possible source of error could have been some impurity that got into this
solution before or after it was made up.
This impurity could have caused the thermal conductivity value to be
much higher than the mixture’s actual thermal conductivity. This error source is supported by the
fact that the different trials were fairly precise, pointing to some form of
error in the mixture itself.

**Recommendations**

The
results that were obtained with this apparatus appear to be fairly precise and
accurate. The standard deviations
that were obtained for all of the ferrofluid trials were smaller than the
expected accuracy of the apparatus that was determined from the octane results
(0.01 W/mK). For this reason there
are very few upgrades that are recommended for the equipment. The main upgrade that is recommended is
a new method for feeding the cooling water. Currently there is a small reservoir connected by tubing to
the coil inlet. The reservoir
requires continual filling throughout the duration of the experiment and the
procedure could be simplified if a pump system or larger reservoir were
invested in. The best possible
alternative is a pumping system that could recycle the water continuously. This would prevent constant refilling
of the reservoir, aiding the operator immensely. A larger reservoir is another alternative, but this could
create problems, as it is possible that the flow rate would vary over time
depending on the liquid level in the reservoir.

Based
on the results that were obtained, there are two fluids that require additional
testing. The first fluid that
should be examined more closely is water.
Additional tests should be run with distilled water, in order to
determine why consistent results were not obtained with water initially. Distilled water would help determine if
the tap water itself was the source of the inconsistencies or if it was some
aspect of the apparatus or procedure.
The other fluid that needs to be retested is the 40 percent 45G, 60
percent base oil mixture. This was
the outlying point in the concentration graph. Retesting this mixture would result in a more accurate data
point on the concentration curve, further showing the relationship between
thermal conductivity and concentration.

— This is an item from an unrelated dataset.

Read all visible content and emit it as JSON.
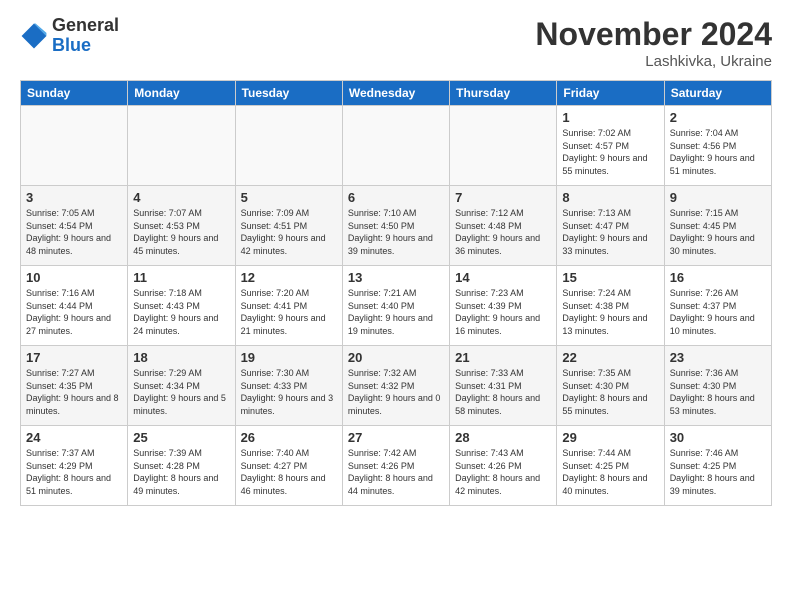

Based
on the results obtained experimentally, this apparatus is an effective way to
test the thermal conductivity of a liquid. The apparatus appears to be accurate to within 0.01 W/mK as
seen with the octane trial results.
It can also be concluded that the thermal conductivity of the 45G
ferrofluid is 0.113 ± 0.001 W/mK, based on the experimental results. The final conclusion that can be made
from the experimental results is that thermal conductivity has a second order
dependence on concentration, as seen in the plot of these two.

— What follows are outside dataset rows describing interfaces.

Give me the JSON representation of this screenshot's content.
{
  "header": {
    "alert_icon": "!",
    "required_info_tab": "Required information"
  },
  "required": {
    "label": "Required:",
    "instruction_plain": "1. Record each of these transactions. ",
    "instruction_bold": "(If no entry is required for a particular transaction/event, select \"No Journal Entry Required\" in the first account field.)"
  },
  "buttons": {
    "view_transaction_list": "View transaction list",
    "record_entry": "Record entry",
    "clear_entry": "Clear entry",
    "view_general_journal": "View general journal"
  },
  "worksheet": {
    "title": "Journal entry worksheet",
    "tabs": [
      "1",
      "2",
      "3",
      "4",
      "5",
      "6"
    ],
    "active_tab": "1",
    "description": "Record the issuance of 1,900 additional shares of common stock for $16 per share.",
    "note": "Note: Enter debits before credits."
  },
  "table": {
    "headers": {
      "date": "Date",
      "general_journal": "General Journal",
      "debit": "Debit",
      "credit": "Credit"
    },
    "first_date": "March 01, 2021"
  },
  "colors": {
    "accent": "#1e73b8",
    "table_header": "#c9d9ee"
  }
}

q =
Heating Rate [=] W

V =
Voltage [=] AC

R =
Resistance [=] W

k =
Thermal Conductivity [=] W/m K

r_{1},
r_{2} = Radius [=] m

L =
Height of Apparatus [=] m

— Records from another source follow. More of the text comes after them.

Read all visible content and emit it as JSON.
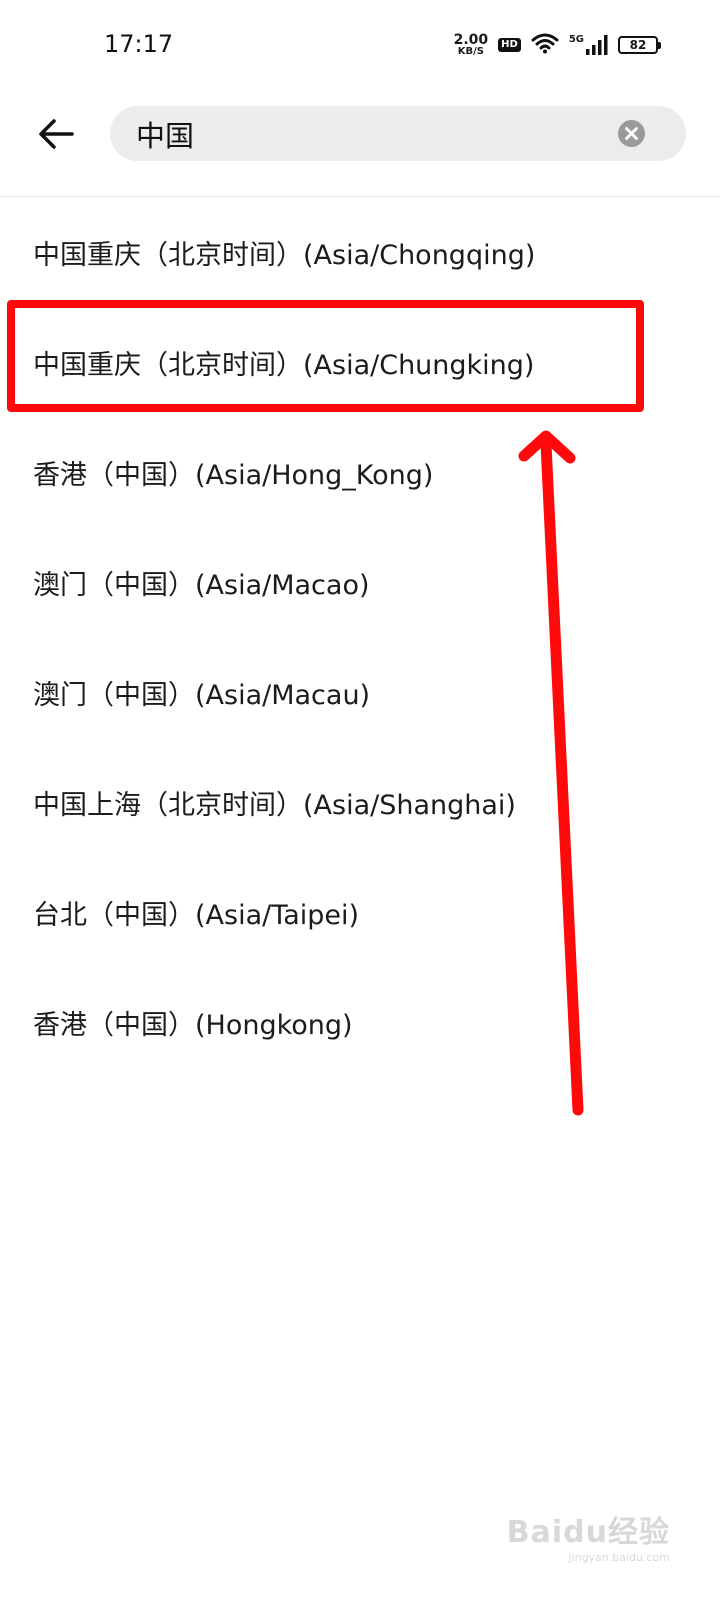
{
  "status_bar": {
    "time": "17:17",
    "net_speed_value": "2.00",
    "net_speed_unit": "KB/S",
    "hd_label": "HD",
    "signal_label": "5G",
    "battery": "82"
  },
  "search": {
    "query": "中国",
    "placeholder": ""
  },
  "timezones": [
    "中国重庆（北京时间）(Asia/Chongqing)",
    "中国重庆（北京时间）(Asia/Chungking)",
    "香港（中国）(Asia/Hong_Kong)",
    "澳门（中国）(Asia/Macao)",
    "澳门（中国）(Asia/Macau)",
    "中国上海（北京时间）(Asia/Shanghai)",
    "台北（中国）(Asia/Taipei)",
    "香港（中国）(Hongkong)"
  ],
  "annotation": {
    "highlighted_index": 1,
    "color": "#ff0a0a"
  },
  "watermark": {
    "logo": "Baidu经验",
    "url": "jingyan.baidu.com"
  },
  "colors": {
    "search_bg": "#ececec",
    "text": "#1c1c1c",
    "annotation": "#ff0a0a"
  },
  "icons": [
    "back-arrow-icon",
    "clear-icon",
    "wifi-icon",
    "signal-icon",
    "battery-icon"
  ]
}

T =
Temperature [=] ^{o}C or K

1.
Smith, J. F. Downie.
“Thermal Conductivity of Liquids.” __Industrial and Engineering Chemistry.__ Volume 22, No. 11. 1930.

2.
Incropera, Frank P. and
DeWitt, David P. __Introduction
to Heat Transfer.__ John Wiley
& Sons, New York, 1996.

3.
Green, Don W. __Perry’s Chemical
Engineers’ Handbook.__
McGraw-Hill, New York, 1997.

4.
Lide, David R. __CRC Handbook of Chemistry and
Physics.__ CRC Press, Boston,
1991.

**Appendix A: Apparatus**

**Appendix A: Apparatus**

** **

** **

Appendix B: FIDAP Results

%
filename run3_ht.m

% run
the transient heat transfer experiment

%
alpha is thermal diffusivity, Qdot is the heating rate

% k
is the thermal conductivity, t0 is the outer temperature

% r1
is the inner radius and r2 is the outer radius

global
a1 a2 a3 a4 r1 t0 dr n

n =
15;

r1 =
0.0079502;

r2 =
0.0083185;

dr =
(r2-r1)/n;

alpha
= 0.03;

L =
1;

Qdot
= 1.5;

k =
0.6;

t0 =
300.;

a1 =
alpha/(dr*dr);

a2 =
dr/2;

a3 =
Qdot*alpha/(k*pi*r1*L*dr);

a4 =
a3*dr/(2*r1);

y0 =
t0*ones(1,n);

tspan
= [ 0 0.00002];

[t,y]
= ode23s('rhs3_ht',tspan,y0);

plot(t,y)

xlabel('Time
(s)')

ylabel('T
(K)')

title('Fluid
Temperature Change (Q=1.5 W)')

%
filename rhs3.m

function
ydot=rhs2(t,y)

global
a1 a2 a3 a4 r1 t0 dr n

row(1)
= 2*a1*(y(2)-y(1)) + a3 - a4;

for i
= 2:n

if (i<n)

yplus
= y(i+1);

else

yplus
= t0;

end

row(i) =
a1*((yplus-2*y(i)+y(i-1)) + a2*(yplus-y(i-1))/(r1+i*dr));

end

ydot = row';